Calhoun could have used a cantilevered epaulet for the chip on his shoulder. And his skin wasn't thin; it was translucent. But combativeness and insecurity fed his drive to win. "No matter what the record said, he felt he had to prove something," says Dee Rowe, who coached at UConn from 1969 to 77. "So he was always coming out of his corner. I know he appreciated the love, but sometimes I wondered if he really wanted to be loved—whether he worried it might be judged as a sign of weakness."
But insecurity looks better when you consider the alternative, which can morph easily into complacency—something Calhoun gave the widest possible berth. "Jim dared to dream," Rowe says. "He dared to pursue excellence. What he's done is simply miraculous, because he did it in Storrs, where you don't have restaurants or movie theaters or clothing stores. No one had ever done it before, and no one will ever do it again."
It would be easy to remember Calhoun for the recruiting violations and academic shortcomings that marred the end of his 873-win career. But don't forget how he engaged the breadth of the world. He read books. (Literary agent and UConn fan Esther Newberg made sure Calhoun's office was well-stocked with the best and the latest.) He didn't just watch movies; he talked about them to a fare-thee-well. (Yeah, Coach, The Cider House Rules was good—but, uh, about Ray Allen....) Whether counseling a player to work through the bitterness he felt toward a father who had left his mother, or helping another make the transition from a close-knit, inner-city Muslim family to what must be the only unlovely college town in New England, Calhoun kindled to a part of his job he clearly loved.

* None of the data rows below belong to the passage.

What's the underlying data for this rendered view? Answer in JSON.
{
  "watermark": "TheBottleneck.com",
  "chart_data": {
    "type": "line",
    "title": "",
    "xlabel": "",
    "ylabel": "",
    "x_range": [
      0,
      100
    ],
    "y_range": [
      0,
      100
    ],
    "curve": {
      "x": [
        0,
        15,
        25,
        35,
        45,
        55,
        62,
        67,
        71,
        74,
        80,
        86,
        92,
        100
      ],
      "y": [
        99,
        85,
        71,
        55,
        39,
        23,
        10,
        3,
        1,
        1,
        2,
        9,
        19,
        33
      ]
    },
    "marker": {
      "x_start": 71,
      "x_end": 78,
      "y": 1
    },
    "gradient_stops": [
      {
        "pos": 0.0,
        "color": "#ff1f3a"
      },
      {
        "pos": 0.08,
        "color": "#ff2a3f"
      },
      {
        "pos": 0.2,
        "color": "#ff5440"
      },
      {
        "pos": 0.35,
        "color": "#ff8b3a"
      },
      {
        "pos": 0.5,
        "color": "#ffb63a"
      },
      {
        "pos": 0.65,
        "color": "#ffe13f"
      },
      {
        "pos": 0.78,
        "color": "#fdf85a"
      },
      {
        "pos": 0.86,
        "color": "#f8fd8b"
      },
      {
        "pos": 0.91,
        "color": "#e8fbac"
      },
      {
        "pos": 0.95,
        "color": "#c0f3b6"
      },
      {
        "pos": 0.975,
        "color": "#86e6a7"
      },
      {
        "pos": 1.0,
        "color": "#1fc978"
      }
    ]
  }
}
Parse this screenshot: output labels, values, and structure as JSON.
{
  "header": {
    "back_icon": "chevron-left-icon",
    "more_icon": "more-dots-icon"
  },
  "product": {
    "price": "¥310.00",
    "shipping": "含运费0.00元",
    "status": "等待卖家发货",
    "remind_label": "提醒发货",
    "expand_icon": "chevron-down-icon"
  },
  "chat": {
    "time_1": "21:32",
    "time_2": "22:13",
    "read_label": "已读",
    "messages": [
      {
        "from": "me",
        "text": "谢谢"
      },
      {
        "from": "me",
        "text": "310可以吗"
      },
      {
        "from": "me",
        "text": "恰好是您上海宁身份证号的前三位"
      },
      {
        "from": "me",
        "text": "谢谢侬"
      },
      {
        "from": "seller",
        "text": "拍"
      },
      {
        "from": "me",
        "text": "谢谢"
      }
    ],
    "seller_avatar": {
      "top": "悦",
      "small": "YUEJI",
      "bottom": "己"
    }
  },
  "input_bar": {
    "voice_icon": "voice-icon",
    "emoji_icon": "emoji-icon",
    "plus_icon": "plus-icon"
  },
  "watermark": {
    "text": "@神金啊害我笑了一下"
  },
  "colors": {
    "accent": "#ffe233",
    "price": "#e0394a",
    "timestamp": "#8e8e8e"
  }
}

If Bill Clinton, in Toni Morrison's famous phrase, was our first black president, Calhoun was a kind of black white coach. An unlikely one, to be sure, coming from greater Boston, a city with a complicated racial history. But Calhoun forged uncommon bonds with the young black men who played for him. Like Clinton, as a teenager he had been thrust prematurely into the role of male head of household. Like Clinton, he had a natural appetite for his chosen arena. Like Clinton, he had gifts that, with the passage of time, figure to outweigh the messes on his watch.
College basketball began as an intensely sectionalist sport. That top programs can pop up anywhere—and that America comes together every March over NCAA office pools—is thanks to many factors, Calhoun's work at UConn among them. Sports give us cool personalities, and they give us hot ones. Calhoun was a hot one. And that's why news of his leaving hits like the chill in the air in New England with the basketball season coming on.